Equifax Canada says that its research suggests an uptick in fraud cases may be at least partly driven by financial pressures faced by consumers, although there are also some new tactics being used by fraudsters.

The rise in fraud cases is most prevalent in credit card, auto loan, and mortgage applications with year-over-year increases in fraudulent applications of 38%, 28%, and 19% respectively. For mortgages, first-party fraud cases have risen to 54% of all fraud types, from 47% last year.

“With respect to mortgages, some homebuyers hoping to enter a pricey real estate market are willing to fudge their salary numbers on an application,” said Carl Davies, Head of Fraud and Identity, Equifax Canada. “This isn’t just a ‘little white lie’— it’s fraud. It’s a serious crime. If interest rates remain high, this trend could easily accelerate in the months ahead.”

Sophisticated fraudsters

Fraudsters try to remain a step ahead of consumers by adopting increasingly bold and sophisticated tactics.

One trend is the use of a blend of real and fake information including ‘synthetic identities’ in credit card applications. Almost 70% of fraudulent applications involve identity fraud.

“Credit card fraud is a pervasive and evolving challenge in the financial sector,” said Davies. “With the increase in fraudulent applications and the dominance of identity fraud, it’s imperative for consumers to remain vigilant in monitoring their credit card statements.

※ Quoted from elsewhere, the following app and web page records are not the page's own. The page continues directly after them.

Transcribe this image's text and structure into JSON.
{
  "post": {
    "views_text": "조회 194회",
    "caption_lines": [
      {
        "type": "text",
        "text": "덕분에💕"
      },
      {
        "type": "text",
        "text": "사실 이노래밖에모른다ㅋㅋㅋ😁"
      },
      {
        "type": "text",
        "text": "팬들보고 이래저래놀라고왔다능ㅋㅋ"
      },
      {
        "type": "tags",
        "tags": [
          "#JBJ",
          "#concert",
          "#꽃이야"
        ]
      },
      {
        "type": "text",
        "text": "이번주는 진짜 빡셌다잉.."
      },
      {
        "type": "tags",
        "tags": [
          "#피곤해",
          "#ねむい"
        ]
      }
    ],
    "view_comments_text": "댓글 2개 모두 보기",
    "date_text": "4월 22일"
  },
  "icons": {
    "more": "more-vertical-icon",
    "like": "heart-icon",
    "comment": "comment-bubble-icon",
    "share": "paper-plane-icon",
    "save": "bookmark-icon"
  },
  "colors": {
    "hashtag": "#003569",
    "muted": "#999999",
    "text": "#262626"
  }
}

Financial institutions must also ensure that both their fraud detection strategy and technology is up to date to stay ahead of the ever-bold fraudsters.”

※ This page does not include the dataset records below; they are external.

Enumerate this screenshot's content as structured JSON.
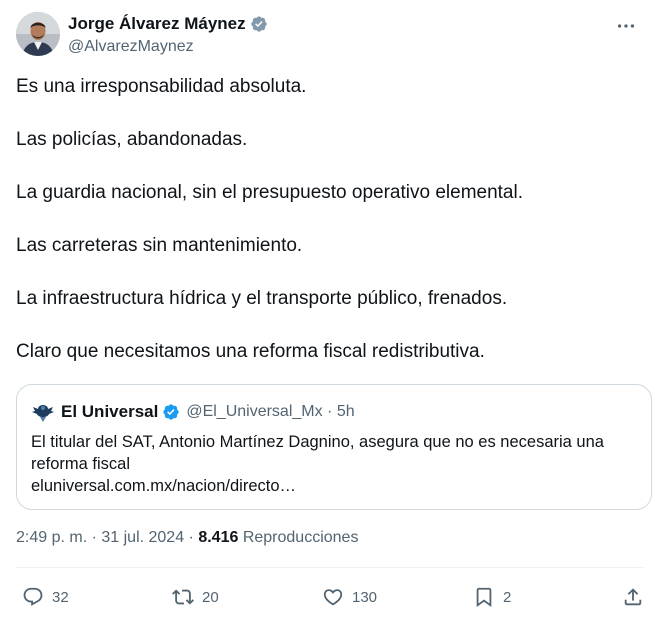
{
  "author": {
    "display_name": "Jorge Álvarez Máynez",
    "handle": "@AlvarezMaynez",
    "avatar_icon": "profile-avatar",
    "verified_icon": "verified-badge-gray"
  },
  "menu_icon": "more-horizontal-icon",
  "tweet": {
    "paragraphs": [
      "Es una irresponsabilidad absoluta.",
      "Las policías, abandonadas.",
      "La guardia nacional, sin el presupuesto operativo elemental.",
      "Las carreteras sin mantenimiento.",
      "La infraestructura hídrica y el transporte público, frenados.",
      "Claro que necesitamos una reforma fiscal redistributiva."
    ]
  },
  "quote": {
    "name": "El Universal",
    "handle_time": "@El_Universal_Mx · 5h",
    "text": "El titular del SAT, Antonio Martínez Dagnino, asegura que no es necesaria una reforma fiscal",
    "link": "eluniversal.com.mx/nacion/directo…",
    "verified_icon": "verified-badge-blue"
  },
  "meta": {
    "time_date": "2:49 p. m. · 31 jul. 2024 · ",
    "views_count": "8.416",
    "views_label": " Reproducciones"
  },
  "actions": {
    "replies": "32",
    "reposts": "20",
    "likes": "130",
    "bookmarks": "2"
  },
  "colors": {
    "text": "#0f1419",
    "secondary": "#536471",
    "border": "#cfd9de",
    "verified_blue": "#1d9bf0",
    "verified_gray": "#829aab"
  }
}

Fake identities are also being use more brazenly to obtain vehicles at Canadian motor dealerships.

“Auto theft rings are now more cunning than ever in their use of very convincing fake IDs,” said Davies. “Auto dealers and their sales staff face a range of tactics from fraudsters. Dealerships need to enhance their verification processes and equip their staff with the tools to effectively detect and prevent increasing identity fraud.”

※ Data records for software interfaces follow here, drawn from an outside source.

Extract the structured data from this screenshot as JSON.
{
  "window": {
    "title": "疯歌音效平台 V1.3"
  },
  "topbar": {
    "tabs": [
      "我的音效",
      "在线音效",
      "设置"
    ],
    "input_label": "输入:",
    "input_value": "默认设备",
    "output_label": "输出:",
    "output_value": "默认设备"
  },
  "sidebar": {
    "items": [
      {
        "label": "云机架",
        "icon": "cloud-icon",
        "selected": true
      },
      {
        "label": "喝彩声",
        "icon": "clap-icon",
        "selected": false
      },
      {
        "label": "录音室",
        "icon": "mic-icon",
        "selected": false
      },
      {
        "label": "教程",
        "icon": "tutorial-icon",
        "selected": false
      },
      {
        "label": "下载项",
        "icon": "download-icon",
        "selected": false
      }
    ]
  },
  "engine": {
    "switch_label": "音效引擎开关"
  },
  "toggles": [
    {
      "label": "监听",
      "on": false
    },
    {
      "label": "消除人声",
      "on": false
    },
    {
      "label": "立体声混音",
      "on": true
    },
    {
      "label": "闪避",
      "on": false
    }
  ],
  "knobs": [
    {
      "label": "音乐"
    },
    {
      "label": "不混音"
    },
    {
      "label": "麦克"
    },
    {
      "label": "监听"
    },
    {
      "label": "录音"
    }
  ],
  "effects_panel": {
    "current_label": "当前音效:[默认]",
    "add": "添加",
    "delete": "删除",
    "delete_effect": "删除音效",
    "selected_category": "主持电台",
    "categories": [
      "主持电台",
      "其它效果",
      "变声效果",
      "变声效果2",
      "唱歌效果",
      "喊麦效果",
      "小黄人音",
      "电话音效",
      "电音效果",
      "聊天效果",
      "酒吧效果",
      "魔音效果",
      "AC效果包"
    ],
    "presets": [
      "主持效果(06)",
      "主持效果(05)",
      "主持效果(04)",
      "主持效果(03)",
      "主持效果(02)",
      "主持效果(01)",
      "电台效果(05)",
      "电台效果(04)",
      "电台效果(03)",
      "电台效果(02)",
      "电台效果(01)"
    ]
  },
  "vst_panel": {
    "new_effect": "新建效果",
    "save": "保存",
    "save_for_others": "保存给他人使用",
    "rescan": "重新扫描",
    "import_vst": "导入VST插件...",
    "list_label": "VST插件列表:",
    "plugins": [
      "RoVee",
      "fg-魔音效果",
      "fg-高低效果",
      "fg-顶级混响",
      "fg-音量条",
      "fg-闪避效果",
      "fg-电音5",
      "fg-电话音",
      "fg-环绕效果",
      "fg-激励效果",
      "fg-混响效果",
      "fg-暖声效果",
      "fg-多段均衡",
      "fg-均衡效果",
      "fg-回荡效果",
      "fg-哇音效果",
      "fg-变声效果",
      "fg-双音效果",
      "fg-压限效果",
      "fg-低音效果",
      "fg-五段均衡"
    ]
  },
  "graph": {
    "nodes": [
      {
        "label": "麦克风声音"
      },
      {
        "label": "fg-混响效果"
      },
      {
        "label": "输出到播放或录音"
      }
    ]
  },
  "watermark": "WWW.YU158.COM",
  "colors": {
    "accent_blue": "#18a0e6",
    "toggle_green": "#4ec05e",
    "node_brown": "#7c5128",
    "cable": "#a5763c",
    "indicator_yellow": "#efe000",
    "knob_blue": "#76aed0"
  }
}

This article was originally sourced from www.WealthProfessional.ca